Global shipping produces approximately 3% of global CO2 emissions.
Container ships have predominantly relied on ‘bunker fuel’ as their energy dense fuel of choice. However, bunker fuel produces carbon dioxide and black carbon, and it is this fine particulate which can absorb a million times the energy of CO2.
With nearly 90% of global goods being shipped in cargo containers, this is still the cheapest method of moving goods, making it very appealing to global companies.
However, commercial marine vessels have additional issues to contend with, namely long service lives with bulk carriers, tankers and container ships the main contributors to GHG’s.

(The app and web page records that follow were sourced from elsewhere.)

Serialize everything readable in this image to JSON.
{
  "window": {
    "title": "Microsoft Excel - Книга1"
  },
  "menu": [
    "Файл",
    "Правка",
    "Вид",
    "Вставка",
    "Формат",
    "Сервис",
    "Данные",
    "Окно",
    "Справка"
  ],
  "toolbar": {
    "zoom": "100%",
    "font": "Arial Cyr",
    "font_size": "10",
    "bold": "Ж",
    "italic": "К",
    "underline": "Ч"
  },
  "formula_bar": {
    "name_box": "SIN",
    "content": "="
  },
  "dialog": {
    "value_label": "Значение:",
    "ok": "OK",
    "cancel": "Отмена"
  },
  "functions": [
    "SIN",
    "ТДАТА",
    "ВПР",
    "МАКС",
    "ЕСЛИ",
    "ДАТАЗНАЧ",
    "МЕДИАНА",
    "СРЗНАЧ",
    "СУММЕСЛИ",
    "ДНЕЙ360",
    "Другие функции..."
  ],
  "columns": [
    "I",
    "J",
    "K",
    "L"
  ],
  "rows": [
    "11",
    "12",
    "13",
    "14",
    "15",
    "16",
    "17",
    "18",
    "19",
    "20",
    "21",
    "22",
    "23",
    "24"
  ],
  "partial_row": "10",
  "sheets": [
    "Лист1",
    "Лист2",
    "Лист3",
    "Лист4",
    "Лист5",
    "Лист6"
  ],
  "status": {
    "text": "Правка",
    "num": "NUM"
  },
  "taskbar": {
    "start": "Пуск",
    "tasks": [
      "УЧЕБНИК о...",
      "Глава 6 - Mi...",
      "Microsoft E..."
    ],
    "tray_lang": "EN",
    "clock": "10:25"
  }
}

The International Maritime Organisation (IMO) as part of their GHG Strategy have set a reduction in carbon intensity on international shipping.
They aim to reduce CO2 emissions per transport work – as an average across international shipping – by at least 40% by 2030, pursuing efforts towards 70% by 2050, compared to 2008. The IMO have set a target for total annual GHG emissions from international shipping to be reduced by at least 50% by 2050 compared to 2008. (1)
Until recently, most ocean-going ships used HFO to power their engines. The fuel was so popular that according to the IMO it made up 86% of international ship fuel used. Since the mid-19th century, HFO was a logical choice for ships because it is very high in energy — so a little takes a ship a long way. (2)
“Black carbon”, particles which absorb sunlight while airborne, contribute to global warming by decreasing the amount of solar energy reflected into space (the albedo effect) and increase the rate of ice melt in polar regions. (2)
Research and development around the globe are forging new ways to fuel commercial marine vessels and in doing so reduce emissions to the levels set by the IMO. The challenges this poses are considerable, as there is no single economically viable decarbonisation solution for heavy duty vehicles and vessels.
To support the decarbonisation of the transport sector, hydrogen is being hailed as one solution for the heavy-duty sector. However, it is Ammonia (NH3) which is being researched and developed as an alternative to HFO in the marine sector.
Ammonia having been shipped as bulk cargo for some 100 years, means that the marine industry is familiar with its use and handling.
However, there are still a handful of challenges that the marine industry must overcome before shipowners can safely use ammonia as fuel. These range from questions of risk and safety to regulatory concerns and assessing all aspects of ammonia’s sustainability as a fuel. (3)
With the need for further data and development of a stable, sustainable, and readily available source of ammonia for shipping and marine vessels, there are a host of research and development programmes being undertaken worldwide.
In the United Kingdom, The University of Nottingham Faculty of engineering UK are running research programmes to establish the viability of ammonia as a marine fuel.
One of their projects seeks to determine the energy and air quality impacts and potential future applications of a novel ammonia-fuelled heavy duty IC engine operating with high efficiency (c.50% brake) and zero emissions through a new fast burning combustion system. (4)
The project will evaluate potential reductions in energy demand in the ‘green’ ammonia production process, making use of the new green ammonia pilot plant at the Rutherford Appleton Laboratories. To assess relative advantages and challenges, the project will undertake evidence-based life cycle analysis across a spectrum of competing decarbonised powertrain technologies for long-range heavy-duty transport (ground, freight rail and marine). (4)
Another project having been awarded a £5M investment from UKRI Innovate UK Engineering and Physical Sciences Research Council, focuses specifically on the development of ‘Decarbonised Clean Marine: Green Ammonia Thermal Propulsion (MariNH3)’
MariNH3 is a five-year research programme to develop new and disruptive engine technology which will significantly cut GHGs, and pollution emitted by diesel powered marine vessels.
Dolphin N2, alongside other industry partners and a host of university professors, aim to overcome the key related technical, economic, and social unknowns of the development of green ammonia (NH3) through flexible, multidisciplinary research set around disruptive NH3 engine concepts capable of high thermal efficiency and ultra-low NOx. (5)
Ammonia (NH3) has excellent potential to play a significant role as a sustainable future fuel in both retrofitted and advanced engines. Significant uncertainties remain around safe and effective end use, with these unknowns spanning across fundamental understanding, effective application, and acceptance. (5)
The goal is to accelerate understanding, technologies and ultimately policies which are appropriately scaled and “right first time”. (5)
All the UK research and development programmes are in alignment with the UK government Clean Growth Strategy, Clean Air Strategy and Maritime 2050, with projects examining a novel solution for full decarbonisation of the marine sector, alongside the need to decarbonise heavy duty.
Written and cited by Katy Mason for and on behalf of Dolphin N2.